Kelly Gay has an urban fantasy debut coming out (11/09) called Better Part of Darkness and it's a little bit of a different angle on the protagonist as well:

Divorced mother of one, Charlie Madigan, lives in a world where the beings of heaven and hell exist among us...when a new off-world drug is released in Underground Atlanta, her daughter is targeted, and her ex-husband makes a fateful bargain to win her back, there's nothing in heaven or earth (or hell for that matter) that Charlie won't do to set things right.

Tia Nevitt said...

Gosh, I feel bad that we're discussing other books on this review of Sins and Shadows.

However, I just had to say that Kelly Gay is a frequent guest here at Fantasy Debut, and I'm looking forward to reading her book. Hmm. Maybe Raven and I could do a joint review. I haven't tried that yet here at FD, and other sites do it with great success.

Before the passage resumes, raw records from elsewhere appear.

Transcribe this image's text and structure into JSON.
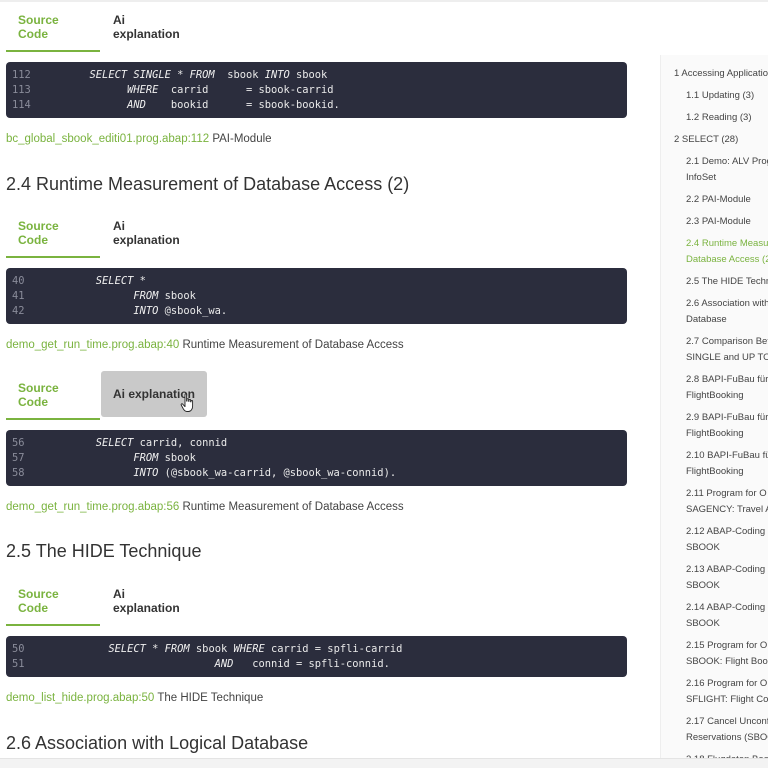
{
  "tabs": {
    "source": "Source Code",
    "ai": "Ai explanation"
  },
  "block0": {
    "lines": [
      {
        "n": "112",
        "parts": [
          [
            "      ",
            ""
          ],
          [
            "SELECT SINGLE",
            "kw"
          ],
          [
            " * ",
            ""
          ],
          [
            "FROM",
            "kw"
          ],
          [
            "  sbook ",
            ""
          ],
          [
            "INTO",
            "kw"
          ],
          [
            " sbook",
            ""
          ]
        ]
      },
      {
        "n": "113",
        "parts": [
          [
            "            ",
            ""
          ],
          [
            "WHERE",
            "kw"
          ],
          [
            "  carrid      = sbook-carrid",
            ""
          ]
        ]
      },
      {
        "n": "114",
        "parts": [
          [
            "            ",
            ""
          ],
          [
            "AND",
            "kw"
          ],
          [
            "    bookid      = sbook-bookid.",
            ""
          ]
        ]
      }
    ],
    "ref_link": "bc_global_sbook_editi01.prog.abap:112",
    "ref_text": " PAI-Module"
  },
  "heading_24": "2.4 Runtime Measurement of Database Access (2)",
  "block1": {
    "lines": [
      {
        "n": "40",
        "parts": [
          [
            "       ",
            ""
          ],
          [
            "SELECT",
            "kw"
          ],
          [
            " *",
            ""
          ]
        ]
      },
      {
        "n": "41",
        "parts": [
          [
            "             ",
            ""
          ],
          [
            "FROM",
            "kw"
          ],
          [
            " sbook",
            ""
          ]
        ]
      },
      {
        "n": "42",
        "parts": [
          [
            "             ",
            ""
          ],
          [
            "INTO",
            "kw"
          ],
          [
            " @sbook_wa.",
            ""
          ]
        ]
      }
    ],
    "ref_link": "demo_get_run_time.prog.abap:40",
    "ref_text": " Runtime Measurement of Database Access"
  },
  "block2": {
    "lines": [
      {
        "n": "56",
        "parts": [
          [
            "       ",
            ""
          ],
          [
            "SELECT",
            "kw"
          ],
          [
            " carrid, connid",
            ""
          ]
        ]
      },
      {
        "n": "57",
        "parts": [
          [
            "             ",
            ""
          ],
          [
            "FROM",
            "kw"
          ],
          [
            " sbook",
            ""
          ]
        ]
      },
      {
        "n": "58",
        "parts": [
          [
            "             ",
            ""
          ],
          [
            "INTO",
            "kw"
          ],
          [
            " (@sbook_wa-carrid, @sbook_wa-connid).",
            ""
          ]
        ]
      }
    ],
    "ref_link": "demo_get_run_time.prog.abap:56",
    "ref_text": " Runtime Measurement of Database Access"
  },
  "heading_25": "2.5 The HIDE Technique",
  "block3": {
    "lines": [
      {
        "n": "50",
        "parts": [
          [
            "         ",
            ""
          ],
          [
            "SELECT",
            "kw"
          ],
          [
            " * ",
            ""
          ],
          [
            "FROM",
            "kw"
          ],
          [
            " sbook ",
            ""
          ],
          [
            "WHERE",
            "kw"
          ],
          [
            " carrid = spfli-carrid",
            ""
          ]
        ]
      },
      {
        "n": "51",
        "parts": [
          [
            "                          ",
            ""
          ],
          [
            "AND",
            "kw"
          ],
          [
            "   connid = spfli-connid.",
            ""
          ]
        ]
      }
    ],
    "ref_link": "demo_list_hide.prog.abap:50",
    "ref_text": " The HIDE Technique"
  },
  "heading_26": "2.6 Association with Logical Database",
  "toc": [
    {
      "t": "1 Accessing Applicatio",
      "lvl": 1
    },
    {
      "t": "1.1 Updating (3)",
      "lvl": 2
    },
    {
      "t": "1.2 Reading (3)",
      "lvl": 2
    },
    {
      "t": "2 SELECT (28)",
      "lvl": 1
    },
    {
      "t": "2.1 Demo: ALV Prog",
      "lvl": 2
    },
    {
      "t": "InfoSet",
      "lvl": 2
    },
    {
      "t": "2.2 PAI-Module",
      "lvl": 2
    },
    {
      "t": "2.3 PAI-Module",
      "lvl": 2
    },
    {
      "t": "2.4 Runtime Measu",
      "lvl": 2,
      "active": true
    },
    {
      "t": "Database Access (2)",
      "lvl": 2,
      "active": true
    },
    {
      "t": "2.5 The HIDE Techn",
      "lvl": 2
    },
    {
      "t": "2.6 Association with",
      "lvl": 2
    },
    {
      "t": "Database",
      "lvl": 2
    },
    {
      "t": "2.7 Comparison Bet",
      "lvl": 2
    },
    {
      "t": "SINGLE and UP TO",
      "lvl": 2
    },
    {
      "t": "2.8 BAPI-FuBau für",
      "lvl": 2
    },
    {
      "t": "FlightBooking",
      "lvl": 2
    },
    {
      "t": "2.9 BAPI-FuBau für",
      "lvl": 2
    },
    {
      "t": "FlightBooking",
      "lvl": 2
    },
    {
      "t": "2.10 BAPI-FuBau fü",
      "lvl": 2
    },
    {
      "t": "FlightBooking",
      "lvl": 2
    },
    {
      "t": "2.11 Program for O",
      "lvl": 2
    },
    {
      "t": "SAGENCY: Travel Ag",
      "lvl": 2
    },
    {
      "t": "2.12 ABAP-Coding :",
      "lvl": 2
    },
    {
      "t": "SBOOK",
      "lvl": 2
    },
    {
      "t": "2.13 ABAP-Coding :",
      "lvl": 2
    },
    {
      "t": "SBOOK",
      "lvl": 2
    },
    {
      "t": "2.14 ABAP-Coding :",
      "lvl": 2
    },
    {
      "t": "SBOOK",
      "lvl": 2
    },
    {
      "t": "2.15 Program for O",
      "lvl": 2
    },
    {
      "t": "SBOOK: Flight Book",
      "lvl": 2
    },
    {
      "t": "2.16 Program for O",
      "lvl": 2
    },
    {
      "t": "SFLIGHT: Flight Cor",
      "lvl": 2
    },
    {
      "t": "2.17 Cancel Unconf",
      "lvl": 2
    },
    {
      "t": "Reservations (SBOO",
      "lvl": 2
    },
    {
      "t": "2.18 Flugdaten Bearb",
      "lvl": 2
    }
  ],
  "colors": {
    "accent": "#7ab33f",
    "code_bg": "#2b2d3d"
  },
  "icons": {
    "cursor": "hand-pointer-icon"
  }
}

I hear Patricia Brigg's books don't have a lot of snark, either. That's one series I'll have to try in between debuts.

Chicory said...

The description as a fun adventure novel makes this book sound worth looking into (for me.) I don't read enough urban fantasy to be tired of the tropes. I dip into urban fantasy now and then, but when I want a real-world setting I usually head strait for the mystery section.

Kimber An said...

I'll check it out, wanderer.

Raven said...

Thanks for that note, wanderer.

A joint review would be a fun thing to try. Plus it would keep Tia and me from fighting over a book we both want to read!

Chicory, I hope you enjoy Sins & Shadows!

~Sia McKye~ said...

I'm enjoying Sins & Shadows, despite the fact I'm not big on Urban Fantasy. I would like to see a bit more of Sylvie's emotions and thoughts.

I keep feeling like this is the second in the series and coming in on the action after the fact and with much of who and what Sylvie is, her emotions, how she got to be what she is, all the normal background you would get in the first book with character set up, is missing. Checking around, this is the first book Lyn has published.

Still, the book is good and keeps my interest.

Tia said...

She published other, unrelated novels as Lane Robins. Her first novel was called Maledicte.